The criminal justice system treats children and adults differently.
This is especially true when it comes to sealing court records.
Are juvenile records automatically sealed when you turn 18?
You might think the answer is yes, but not necessarily.
Juvenile records do not automatically disappear when you turn 18. Until they are sealed, your juvenile records are public record, and anyone can view them, just like adult records.
Do I have to file a motion to seal my juvenile record?
Not necessarily. The question primarily depends on the type of crime,
Unlike in adult court, juvenile courts in Washington regularly schedule administrative sealing hearings to determine whether to seal a juvenile offender's court record in a criminal case. The court schedules these hearings on the same the juvenile is sentenced.
Besides you and your attorney, the prosecutor and the victim (if any) receive notice of this hearing,
Besides the juvenile and his or her attorney, the following parties receive notice of this hearing.
Unlike in adult criminal cases, Washington law favors sealing juvenile records. Under RCW 13.50.260, a juvenile court “shall” seal a juvenile record unless a party objects or the court finds a "compelling reason" not to seal.
When does this administrative hearing take place?
The Court will schedule your juvenile case to be heard on the first regularly scheduled administrative hearing that is set to occur after the latest of these events:
- Your 18th birthday
- The date on which you are scheduled to complete probation
- Your anticipated release date from a juvenile detention facility
- The dater at which juvenile is anticipated to complete probation
- Anticipated release date from juvenile detention facility
Example: John Smith pleads guilty in July 2020 and receives a prison sentence.

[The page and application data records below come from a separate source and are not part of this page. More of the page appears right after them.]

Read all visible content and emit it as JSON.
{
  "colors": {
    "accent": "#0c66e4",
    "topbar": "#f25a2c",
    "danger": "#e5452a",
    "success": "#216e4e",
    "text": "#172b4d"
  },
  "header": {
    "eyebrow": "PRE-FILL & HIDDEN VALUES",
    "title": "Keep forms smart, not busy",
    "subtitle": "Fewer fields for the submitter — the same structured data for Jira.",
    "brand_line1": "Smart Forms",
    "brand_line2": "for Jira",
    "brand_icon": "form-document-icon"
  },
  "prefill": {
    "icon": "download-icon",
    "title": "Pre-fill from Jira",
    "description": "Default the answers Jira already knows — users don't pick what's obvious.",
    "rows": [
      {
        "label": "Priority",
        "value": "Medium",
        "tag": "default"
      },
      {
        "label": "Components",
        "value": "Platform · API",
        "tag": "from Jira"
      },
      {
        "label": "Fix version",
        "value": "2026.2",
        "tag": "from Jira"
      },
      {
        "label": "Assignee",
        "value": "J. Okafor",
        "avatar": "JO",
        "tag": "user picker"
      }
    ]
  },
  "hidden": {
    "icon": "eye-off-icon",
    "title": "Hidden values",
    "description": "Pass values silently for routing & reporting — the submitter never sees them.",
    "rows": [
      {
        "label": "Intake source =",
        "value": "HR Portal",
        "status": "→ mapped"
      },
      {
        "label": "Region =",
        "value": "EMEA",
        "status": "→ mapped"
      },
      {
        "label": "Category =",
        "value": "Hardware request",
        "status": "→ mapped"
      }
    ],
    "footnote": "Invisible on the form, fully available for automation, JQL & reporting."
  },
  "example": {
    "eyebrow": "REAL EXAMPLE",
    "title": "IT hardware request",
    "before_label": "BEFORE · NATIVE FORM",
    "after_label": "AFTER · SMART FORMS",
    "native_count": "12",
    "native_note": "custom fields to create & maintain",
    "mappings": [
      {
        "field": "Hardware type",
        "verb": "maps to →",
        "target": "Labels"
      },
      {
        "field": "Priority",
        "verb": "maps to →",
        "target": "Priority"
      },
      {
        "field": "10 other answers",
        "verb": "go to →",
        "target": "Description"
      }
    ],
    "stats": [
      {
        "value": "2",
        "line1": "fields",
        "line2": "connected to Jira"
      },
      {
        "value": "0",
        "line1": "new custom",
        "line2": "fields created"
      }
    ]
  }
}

He turns 18 on August 21, 2020. He is scheduled to get out of prison in September 2020. He is scheduled to finish probation in December 5 2020. The Court will schedule Smith's hearing to be scheduled at the first ASH to occur after December 5.
What happens if someone objects to sealing my record?
If this occurs, the juvenile court will schedule a contested hearing at which the judge will hear from all the parties and enter a written decision either sealing or not sealing your records.
The court will schedule this hearing no sooner than 18 days after receiving an objection. You are not required to personally attend this hearing.
Will the court seal my juvenile records?
The Court will seal your juvenile records assuming you meet the following three requirements:
1. You completed all the conditions of your juvenile sentence
This includes paying all fines and court costs, and paying all restitution. This also includes completing any treatment, any other probation requirements and (obviously), not committing any more crimes.
2. You did not commit a Class A felony
Class A felonies are the most serious crimes in Washington. They carry a maximum possible punishment of life in prison.
Here are the most commonly charged Class A felonies in Washington:
- Aggravated murder
- Murder in the first degree
- Murder in the second degree
- Manslaughter in the first degree
- Rape in the first degree
- Rape of a child in the first degree
- Rape of a child in the second degree
- Child molestation in the first degree
- Arson in the first degree
- Burglary in the first degree
- Robbery in the first degree
- Kidnapping in the first degree
- Kidnapping the second degree with sexual motivation
- Vehicular homicide
- Assault in the first degree
- Assault of a child in the first degree
- Indecent liberties by forcible compulsion
You also cannot have been convicted of attempt or conspiracy to commit a Class A felony.
2. You did not commit a most a sex offense or a "most serious" offense
In addition to the Class A felonies listed above, the following crimes in Washington fall under the categories of "sex offense" crimes under RCW 9A.44 and "most serious" crimes under RCW 9.94A.030:
- Assault in the second degree
- Assault in the second degree
- Assault of a child in the second degree
- Child molestation in the second degree
- Controlled substance homicide
- Extortion in the first degree
- Incest when committed against a child under age fourteen
- Indecent liberties
- Kidnapping in the second degree
- Leading organized crime
- Manslaughter in the second degree
- Promoting prostitution in the first degree
- Rape in the third degree
- Sexual exploitation
- Vehicular homicide if you were driving under the influence of alcohol or drugs or driving recklessly
- Vehicular assault if you were driving under the influence of alcohol or drugs or driving recklessly
- Any other Class B felony offense with a finding of sexual motivation
- Any other Class B felony offense with a deadly weapon verdict under RCW 9.94A.825
3. You did not commit a felony drug offense
You cannot have committed a felony drug offense under the Uniform Controlled Substances Act. These crimes usually involve possessing, selling, or trafficking in illegal controlled substances, such as heroin, cocaine, or oxycontin without a prescription.
Will the court deny my motion if the prosecutor or the victim objects?
Not necessarily. As indicated, the law in Washington favors sealing juvenile records so the burden is on the opposing party to prove why sealing is not in the public's best interests.
What happens if the court refuses to seal my records?
If the court does not seal your records at the regularly scheduled sealing hearing, then you can still file a motion to seal at a later date.
If you were convicted of Class A offense or a sex / most serious offense, then this is the only way to get your record sealed.